Yes you can pre-book transfers (on arrival) and extra nights with Shoestring. You can add these to your booking form.
At present, no visa is required for UK/EU nationals entering Morocco. Things can change though. Please contact your local embassy if you should need a visa for Morocco and you can check out the current situation here. Make sure you inquire at least a month before departure so that you do not run into time problems. Please be aware that you are responsible for having a valid passport and visa when you travel.
A mosquito net will not be needed.
Roaming agreements exist with international mobile phone companies. Coverage is mainly available in the cities in the west of Morocco. Internet access is widely available in business centres, hotels and in Internet cafes.
If you book alone you will share your room with a fellow traveler ( from the same sex when possible ) unless you have booked a single room.
Accommodation is in comfortable hotels with twin beds

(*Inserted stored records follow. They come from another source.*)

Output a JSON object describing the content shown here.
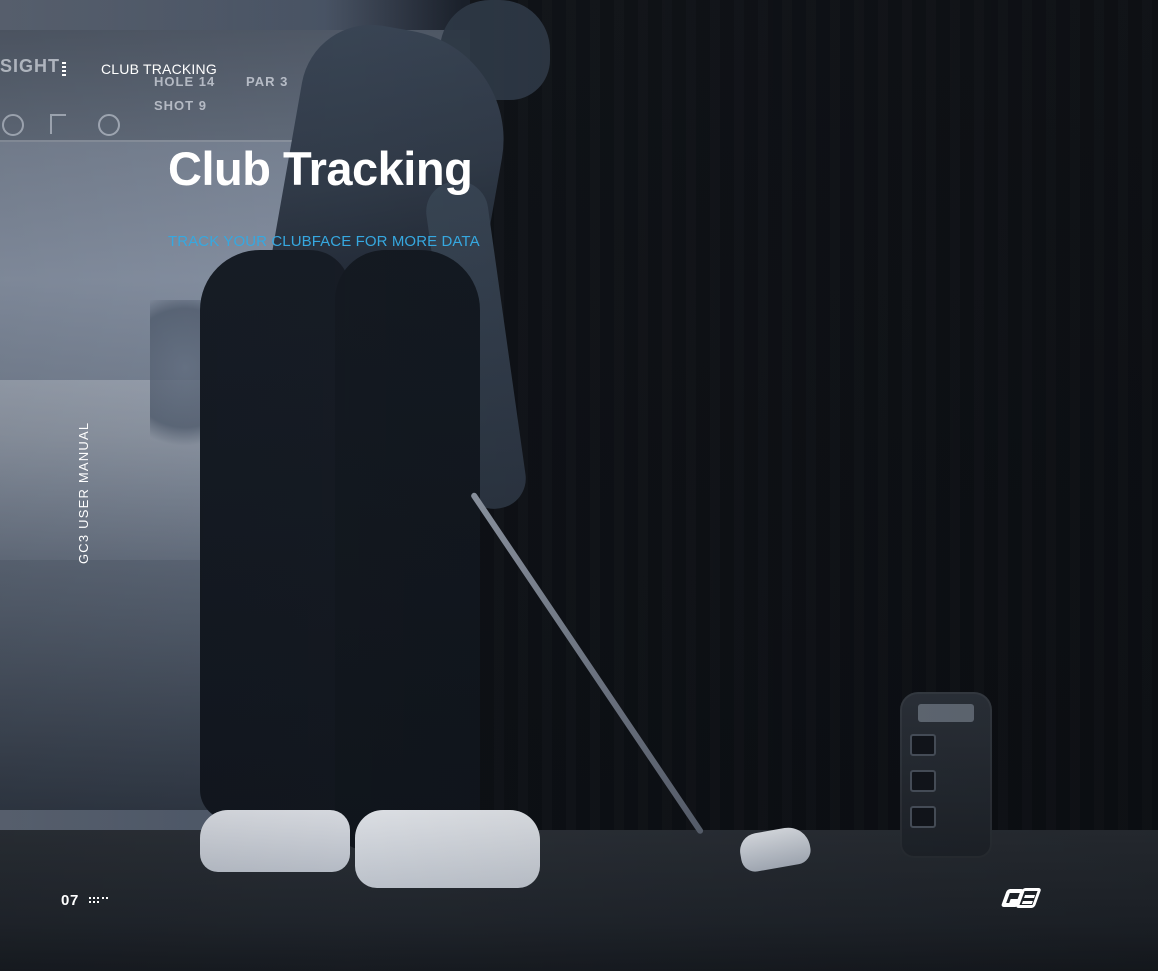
{
  "header": {
    "section_label": "CLUB TRACKING"
  },
  "hero": {
    "title": "Club Tracking",
    "subtitle": "TRACK YOUR CLUBFACE FOR MORE DATA"
  },
  "sidebar": {
    "vertical_label": "GC3 USER MANUAL"
  },
  "footer": {
    "page_number": "07"
  },
  "icons": {
    "menu": "vertical-dots-icon",
    "pagination": "page-dots-icon",
    "brand": "ge-logo-icon"
  },
  "colors": {
    "accent": "#36A8E0",
    "text": "#FFFFFF",
    "background": "#0F1012"
  }
}
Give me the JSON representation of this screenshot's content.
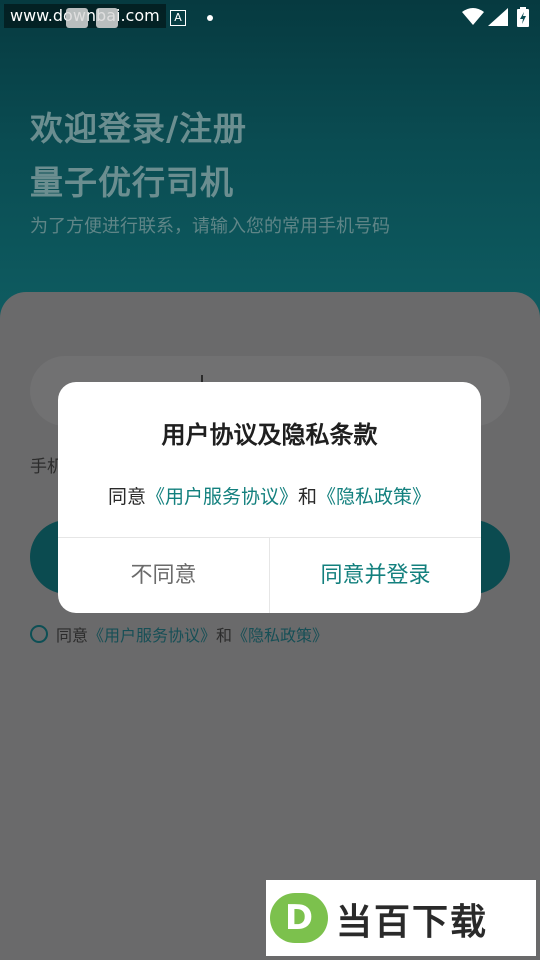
{
  "status_bar": {
    "watermark": "www.downbai.com",
    "a_badge": "A",
    "icons": [
      "wifi-icon",
      "signal-icon",
      "battery-icon"
    ]
  },
  "hero": {
    "title_line1": "欢迎登录/注册",
    "title_line2": "量子优行司机",
    "subtitle": "为了方便进行联系，请输入您的常用手机号码"
  },
  "form": {
    "hint_partial": "手机"
  },
  "agreement_row": {
    "prefix": "同意",
    "link1": "《用户服务协议》",
    "and": "和",
    "link2": "《隐私政策》"
  },
  "dialog": {
    "title": "用户协议及隐私条款",
    "body_prefix": "同意",
    "link1": "《用户服务协议》",
    "and": "和",
    "link2": "《隐私政策》",
    "disagree_label": "不同意",
    "agree_label": "同意并登录"
  },
  "bottom_watermark": {
    "logo_letter": "D",
    "text": "当百下载"
  },
  "colors": {
    "brand_teal": "#13807e",
    "header_dark": "#063a40"
  }
}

Morocco is not an unsafe place, however tourists are occasionally affected by crime. Do not leave valuables in hotel rooms; keep money, passport and other important papers in a flat money-belt close to you or ask reception to lock them away.
As the Islamic calendar is based on the observance of the moon, the festive days are on different days each year.
In 2014, Ramadan starts on 28th June and concludes on 27th July. This is then followed by 3 days of celebration (Eid al-Fitr) beginning on 28th July.
The currency in Morocco is the Moroccan dirham (MAD). There are cash machines in the majority of places for you to withdraw the local currency.
What voltage and plugs are in use in Morocco? Please click here to check what voltage and plugs are in use in this country. You could consider taking a universal electric plug.
Please check the world clock in order to find out the exact time difference
You should bring a pair of well worn-in walking boots and a pair of flip-flops - that is all your feet will need. In the months of April to October, summer clothing and a sweater for cool evenings will do perfectly. In the winter months (from December to February), evenings, nights and mornings can be cold, especially in the north, the mountains and the desert. When travelling in this period, take a warm jacket, rain gear and a fleece jacket. Otherwise, remember the following: sun tan lotion and after-sun lotion, a good pair of sunglasses, toiletries, travel first-aid kit, hat or scarf, camera, (spare) camera batteries or film, penlight, pocket knife (do not put in hand luggage during the flight!), lighter, a small amount of snacks or sweets, individually packed, alarm clock, towel, pen and paper, books, valid passport, sufficient cash, copies of passport and travel insurance (keep separately from the originals), air tickets, diary with important addresses and a travel guide.
Transportation is in Air-Conditioned minibuses
Moroccans attach great value to the amount of respect shown. Age receives respect, as do people who serve society, such as teachers, and people who are devout Muslims. Although as a westerner, you are bound to be a Christian, you can still command respect: be well behaved and you will be treated respectfully. If, however, you behave in a ‘haram’ (against the spirit of the letter of the Koran) way, there is a markedly greater chance that you will be mistreated, or ripped off, or robbed. Being sparsely dressed as a woman, being drunk in public, or types of behaviour that are viewed as ‘haram’. It is not allowed for Christians to visit mosques in Morocco.
If you want to take a travel guide or map, we suggest you click on Lonely Planet.